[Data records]
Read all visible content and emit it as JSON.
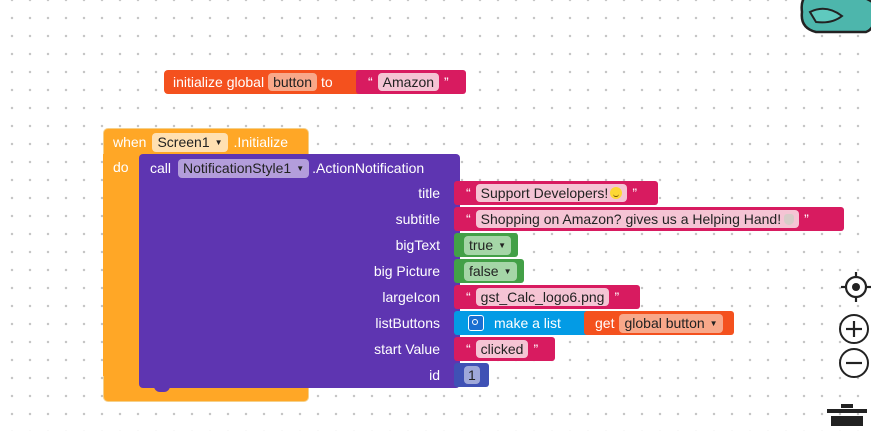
{
  "init_block": {
    "keyword": "initialize global",
    "var_name": "button",
    "to_label": "to",
    "value": "Amazon"
  },
  "event_block": {
    "when_label": "when",
    "component": "Screen1",
    "event": ".Initialize",
    "do_label": "do"
  },
  "call_block": {
    "call_label": "call",
    "component": "NotificationStyle1",
    "method": ".ActionNotification",
    "params": {
      "title": {
        "label": "title",
        "value": "Support Developers!"
      },
      "subtitle": {
        "label": "subtitle",
        "value": "Shopping on Amazon? gives us a Helping Hand!"
      },
      "bigText": {
        "label": "bigText",
        "value": "true"
      },
      "bigPicture": {
        "label": "big Picture",
        "value": "false"
      },
      "largeIcon": {
        "label": "largeIcon",
        "value": "gst_Calc_logo6.png"
      },
      "listButtons": {
        "label": "listButtons",
        "make_list": "make a list",
        "get_label": "get",
        "get_var": "global button"
      },
      "startValue": {
        "label": "start Value",
        "value": "clicked"
      },
      "id": {
        "label": "id",
        "value": "1"
      }
    }
  },
  "colors": {
    "text_block": "#d81b60",
    "logic_block": "#43a047",
    "event_block": "#ffa726",
    "component_block": "#5e35b1",
    "variable_block": "#f4511e",
    "list_block": "#039be5",
    "math_block": "#3f51b5"
  },
  "workspace_controls": [
    "recenter-icon",
    "zoom-in-icon",
    "zoom-out-icon",
    "trash-icon"
  ]
}
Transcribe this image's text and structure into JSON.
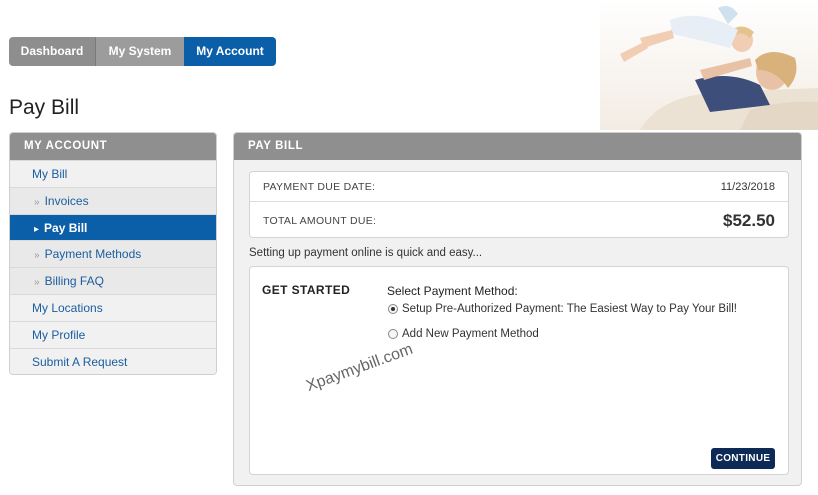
{
  "nav": {
    "tabs": [
      {
        "label": "Dashboard"
      },
      {
        "label": "My System"
      },
      {
        "label": "My Account"
      }
    ]
  },
  "page_title": "Pay Bill",
  "sidebar": {
    "heading": "MY ACCOUNT",
    "items": [
      {
        "label": "My Bill"
      },
      {
        "label": "Invoices"
      },
      {
        "label": "Pay Bill"
      },
      {
        "label": "Payment Methods"
      },
      {
        "label": "Billing FAQ"
      },
      {
        "label": "My Locations"
      },
      {
        "label": "My Profile"
      },
      {
        "label": "Submit A Request"
      }
    ],
    "bullet": "»",
    "active_bullet": "▸"
  },
  "main": {
    "heading": "PAY BILL",
    "due_date_label": "PAYMENT DUE DATE:",
    "due_date_value": "11/23/2018",
    "total_label": "TOTAL AMOUNT DUE:",
    "total_value": "$52.50",
    "intro": "Setting up payment online is quick and easy...",
    "get_started": "GET STARTED",
    "select_label": "Select Payment Method:",
    "options": [
      {
        "label": "Setup Pre-Authorized Payment: The Easiest Way to Pay Your Bill!",
        "selected": true
      },
      {
        "label": "Add New Payment Method",
        "selected": false
      }
    ],
    "continue_label": "CONTINUE",
    "watermark": "Xpaymybill.com"
  },
  "colors": {
    "accent": "#0b5ea8",
    "header_gray": "#8f8f8f",
    "continue_bg": "#0d2a56"
  }
}
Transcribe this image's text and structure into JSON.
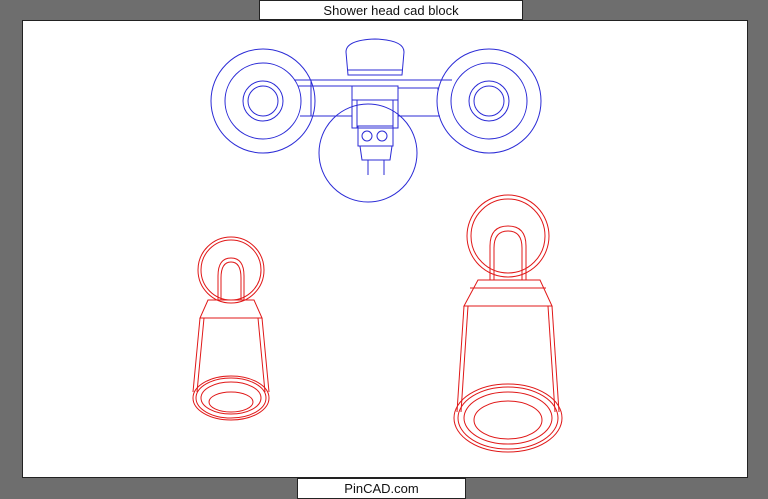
{
  "header": {
    "title": "Shower head cad block"
  },
  "footer": {
    "watermark": "PinCAD.com"
  },
  "colors": {
    "plan_view": "#2b2bd6",
    "elevation_views": "#e01818",
    "frame": "#6e6e6e",
    "paper": "#ffffff"
  }
}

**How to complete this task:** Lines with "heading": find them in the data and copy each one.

**Solution below:**
    "heading": "MY ACCOUNT",
    "heading": "PAY BILL",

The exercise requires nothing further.